    • Commission and member states to cooperate better on protecting religious institutes from foreign interference and to cap and increase the transparency of funding;
    • Commission to facilitate the exchange of best practices among member states to tackle foreign interference in culture and education;
    • Commission to build up the infrastructure required to produce evidence-based responses to both short-term and long-term disinformation threats in the Western Balkans;
    • support to Eastern Partnership countries, in particular through cooperation on building state and societal resilience to disinformation and Russian state propaganda;
    • Commission to encourage and coordinate actions against elite capture including by enforcement of the cooling-off periods for EU Commissioners and high-ranking EU civil servants;
    • EU institutions to effectively cooperate on the reform the Transparency Register, including by introducing more stringent rules.

Global cooperation and multilateralism

    • the EU to lead the debate on the legal implications of foreign interference, promote common international definitions and attribution rules and develop an international framework for responses to interference in elections in order to establish a Global Code of Practice for Free and Resilient Democratic Processes;
    • EU to initiate a process at UN level to adopt a global convention to promote and defend democracy;
    • urgently address climate mis- and disinformation;
    • build on models such as the Intergovernmental Panel on Climate Change  to create a global code of conduct on disinformation, a process that would provide the basis for a Paris Agreement on Disinformation;
    • EU to establish a European Democratic Media Fund to support independent journalism in (potential) enlargement and European neighbourhood countries and in candidate and potential candidate countries;
    • provide a clear perspective for candidate and potential candidate countries and support partner and neighbouring countries, such as those in the Western Balkans and the Eastern and Southern Neighbourhoods of the EU, since countries such as Russia, Turkey and China are trying to use these countries as an information manipulation and hybrid warfare laboratory;
    • deepen cooperation with Taiwan in countering interference operations and disinformation campaigns from malign third countries, including the sharing of best practices, develop joint approaches to fostering media freedom and journalism, deepen cooperation on cybersecurity and cyber threats;

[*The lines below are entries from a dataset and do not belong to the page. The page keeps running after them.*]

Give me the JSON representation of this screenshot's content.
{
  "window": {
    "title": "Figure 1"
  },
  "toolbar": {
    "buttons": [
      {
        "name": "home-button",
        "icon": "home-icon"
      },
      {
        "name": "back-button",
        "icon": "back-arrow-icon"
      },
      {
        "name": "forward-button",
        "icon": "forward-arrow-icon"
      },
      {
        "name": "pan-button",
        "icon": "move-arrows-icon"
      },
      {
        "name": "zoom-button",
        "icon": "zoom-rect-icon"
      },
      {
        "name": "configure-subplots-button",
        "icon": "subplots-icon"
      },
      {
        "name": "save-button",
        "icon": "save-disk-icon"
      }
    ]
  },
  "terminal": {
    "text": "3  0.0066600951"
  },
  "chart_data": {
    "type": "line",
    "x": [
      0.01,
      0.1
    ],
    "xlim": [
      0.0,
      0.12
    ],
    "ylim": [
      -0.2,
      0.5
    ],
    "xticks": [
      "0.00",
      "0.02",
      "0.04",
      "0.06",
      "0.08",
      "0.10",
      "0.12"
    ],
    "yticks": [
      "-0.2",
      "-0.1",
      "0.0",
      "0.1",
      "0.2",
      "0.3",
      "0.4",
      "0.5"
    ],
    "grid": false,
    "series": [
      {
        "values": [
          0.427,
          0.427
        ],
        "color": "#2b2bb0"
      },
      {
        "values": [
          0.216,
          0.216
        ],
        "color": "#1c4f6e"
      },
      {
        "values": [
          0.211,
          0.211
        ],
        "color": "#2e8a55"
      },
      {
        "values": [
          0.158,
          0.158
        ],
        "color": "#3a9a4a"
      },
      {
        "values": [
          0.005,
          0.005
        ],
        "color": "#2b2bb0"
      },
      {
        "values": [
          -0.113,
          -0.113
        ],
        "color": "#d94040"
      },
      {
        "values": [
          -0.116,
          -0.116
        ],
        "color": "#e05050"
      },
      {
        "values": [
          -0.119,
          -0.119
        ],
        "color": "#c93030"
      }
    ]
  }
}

    • Parliament to actively promote an EU narrative, to play a leading role in promoting the exchange of information and to discuss best practices with partner parliaments;
    • create a permanent institutional arrangement in Parliament dedicated to the follow-up of these recommendations.